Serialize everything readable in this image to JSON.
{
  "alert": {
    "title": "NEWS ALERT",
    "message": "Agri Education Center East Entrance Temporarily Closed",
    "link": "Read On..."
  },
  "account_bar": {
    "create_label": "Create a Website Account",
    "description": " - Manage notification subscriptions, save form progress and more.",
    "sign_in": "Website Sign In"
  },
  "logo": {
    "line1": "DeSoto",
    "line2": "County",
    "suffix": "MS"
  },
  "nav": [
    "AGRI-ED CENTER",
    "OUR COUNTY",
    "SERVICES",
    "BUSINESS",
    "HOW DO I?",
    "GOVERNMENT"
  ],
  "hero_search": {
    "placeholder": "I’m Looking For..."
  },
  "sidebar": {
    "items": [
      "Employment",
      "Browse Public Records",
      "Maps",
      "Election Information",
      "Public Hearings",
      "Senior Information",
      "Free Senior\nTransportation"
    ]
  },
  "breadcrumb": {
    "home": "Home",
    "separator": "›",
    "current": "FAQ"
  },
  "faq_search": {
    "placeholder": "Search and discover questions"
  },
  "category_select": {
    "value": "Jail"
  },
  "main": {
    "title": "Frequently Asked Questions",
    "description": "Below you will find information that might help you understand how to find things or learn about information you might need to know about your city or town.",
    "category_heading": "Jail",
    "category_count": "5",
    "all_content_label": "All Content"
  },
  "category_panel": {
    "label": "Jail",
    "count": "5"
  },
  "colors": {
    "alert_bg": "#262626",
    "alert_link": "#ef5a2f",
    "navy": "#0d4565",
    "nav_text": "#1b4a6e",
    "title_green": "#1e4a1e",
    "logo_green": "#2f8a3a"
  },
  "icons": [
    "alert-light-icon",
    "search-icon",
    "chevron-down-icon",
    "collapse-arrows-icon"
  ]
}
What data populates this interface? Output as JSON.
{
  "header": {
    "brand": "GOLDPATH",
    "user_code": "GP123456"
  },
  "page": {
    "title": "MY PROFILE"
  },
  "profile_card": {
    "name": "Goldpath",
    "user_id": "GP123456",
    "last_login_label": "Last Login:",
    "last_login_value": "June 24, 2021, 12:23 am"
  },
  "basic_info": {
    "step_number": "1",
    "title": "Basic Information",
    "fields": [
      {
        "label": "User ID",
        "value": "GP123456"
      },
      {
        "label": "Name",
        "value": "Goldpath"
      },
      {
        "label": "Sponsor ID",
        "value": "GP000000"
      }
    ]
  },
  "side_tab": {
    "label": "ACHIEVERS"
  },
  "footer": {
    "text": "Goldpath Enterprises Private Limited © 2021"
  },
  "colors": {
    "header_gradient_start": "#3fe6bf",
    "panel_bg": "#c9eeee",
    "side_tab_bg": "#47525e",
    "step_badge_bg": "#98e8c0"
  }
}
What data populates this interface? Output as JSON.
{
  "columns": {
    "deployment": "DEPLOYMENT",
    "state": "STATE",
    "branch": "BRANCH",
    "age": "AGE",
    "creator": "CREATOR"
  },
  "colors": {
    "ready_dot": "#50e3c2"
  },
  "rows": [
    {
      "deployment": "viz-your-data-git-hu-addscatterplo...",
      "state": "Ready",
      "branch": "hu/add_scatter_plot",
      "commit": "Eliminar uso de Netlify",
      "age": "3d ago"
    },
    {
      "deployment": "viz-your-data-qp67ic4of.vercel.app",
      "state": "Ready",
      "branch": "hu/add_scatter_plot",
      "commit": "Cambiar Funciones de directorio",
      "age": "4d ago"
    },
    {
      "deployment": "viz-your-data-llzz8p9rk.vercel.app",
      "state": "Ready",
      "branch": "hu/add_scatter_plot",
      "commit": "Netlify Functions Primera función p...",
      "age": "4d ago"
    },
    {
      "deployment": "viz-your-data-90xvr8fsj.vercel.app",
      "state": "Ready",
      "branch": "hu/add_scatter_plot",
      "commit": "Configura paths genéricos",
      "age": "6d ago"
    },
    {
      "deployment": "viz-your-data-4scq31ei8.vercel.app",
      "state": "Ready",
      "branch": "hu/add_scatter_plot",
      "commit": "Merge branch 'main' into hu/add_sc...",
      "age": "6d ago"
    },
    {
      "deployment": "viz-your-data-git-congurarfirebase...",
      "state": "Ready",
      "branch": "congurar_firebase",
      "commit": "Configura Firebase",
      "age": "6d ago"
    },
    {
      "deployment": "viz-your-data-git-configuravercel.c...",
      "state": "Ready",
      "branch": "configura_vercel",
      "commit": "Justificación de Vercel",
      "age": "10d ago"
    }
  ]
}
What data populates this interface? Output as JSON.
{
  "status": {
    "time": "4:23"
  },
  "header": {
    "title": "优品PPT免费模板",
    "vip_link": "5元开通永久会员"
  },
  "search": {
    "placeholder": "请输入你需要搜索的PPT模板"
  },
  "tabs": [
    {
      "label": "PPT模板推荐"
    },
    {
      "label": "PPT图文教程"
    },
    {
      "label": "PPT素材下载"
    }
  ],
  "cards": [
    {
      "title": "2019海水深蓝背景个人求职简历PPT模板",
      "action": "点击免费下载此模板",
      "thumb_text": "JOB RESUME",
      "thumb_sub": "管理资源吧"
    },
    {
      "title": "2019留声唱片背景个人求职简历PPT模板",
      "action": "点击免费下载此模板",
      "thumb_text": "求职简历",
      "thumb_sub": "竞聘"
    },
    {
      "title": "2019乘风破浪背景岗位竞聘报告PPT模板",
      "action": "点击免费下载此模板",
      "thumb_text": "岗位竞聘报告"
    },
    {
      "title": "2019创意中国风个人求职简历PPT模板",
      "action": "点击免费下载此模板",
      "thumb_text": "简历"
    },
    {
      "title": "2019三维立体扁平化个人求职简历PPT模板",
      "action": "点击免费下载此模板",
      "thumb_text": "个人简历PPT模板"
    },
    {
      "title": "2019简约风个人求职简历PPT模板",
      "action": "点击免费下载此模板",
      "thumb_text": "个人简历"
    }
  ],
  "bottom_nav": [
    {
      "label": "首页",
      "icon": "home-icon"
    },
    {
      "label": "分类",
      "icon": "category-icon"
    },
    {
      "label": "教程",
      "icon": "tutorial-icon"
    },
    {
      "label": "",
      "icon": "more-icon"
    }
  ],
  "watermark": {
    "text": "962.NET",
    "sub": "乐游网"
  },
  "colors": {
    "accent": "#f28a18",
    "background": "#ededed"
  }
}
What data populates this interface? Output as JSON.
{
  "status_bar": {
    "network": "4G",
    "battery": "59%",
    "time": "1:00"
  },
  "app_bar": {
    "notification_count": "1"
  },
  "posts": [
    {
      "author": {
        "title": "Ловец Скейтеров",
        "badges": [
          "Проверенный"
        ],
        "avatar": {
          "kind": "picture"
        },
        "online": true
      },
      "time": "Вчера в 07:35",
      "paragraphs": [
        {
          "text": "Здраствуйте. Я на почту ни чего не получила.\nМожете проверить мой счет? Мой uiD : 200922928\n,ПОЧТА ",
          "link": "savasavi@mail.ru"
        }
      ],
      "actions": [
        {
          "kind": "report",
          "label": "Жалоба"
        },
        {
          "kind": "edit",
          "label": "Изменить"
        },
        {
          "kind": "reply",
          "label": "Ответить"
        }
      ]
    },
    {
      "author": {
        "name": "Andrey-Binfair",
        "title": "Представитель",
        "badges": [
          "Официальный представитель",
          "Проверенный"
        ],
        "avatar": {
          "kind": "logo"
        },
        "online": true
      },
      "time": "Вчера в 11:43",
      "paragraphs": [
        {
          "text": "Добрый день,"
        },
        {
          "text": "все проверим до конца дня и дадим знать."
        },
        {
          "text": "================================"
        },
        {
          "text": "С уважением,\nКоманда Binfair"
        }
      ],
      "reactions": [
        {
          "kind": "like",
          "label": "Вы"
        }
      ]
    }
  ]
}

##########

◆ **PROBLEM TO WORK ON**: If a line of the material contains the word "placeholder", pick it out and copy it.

◆ **THE COMPLETED TASK**:
    "placeholder": "I’m Looking For..."
    "placeholder": "Search and discover questions"
    "placeholder": "请输入你需要搜索的PPT模板"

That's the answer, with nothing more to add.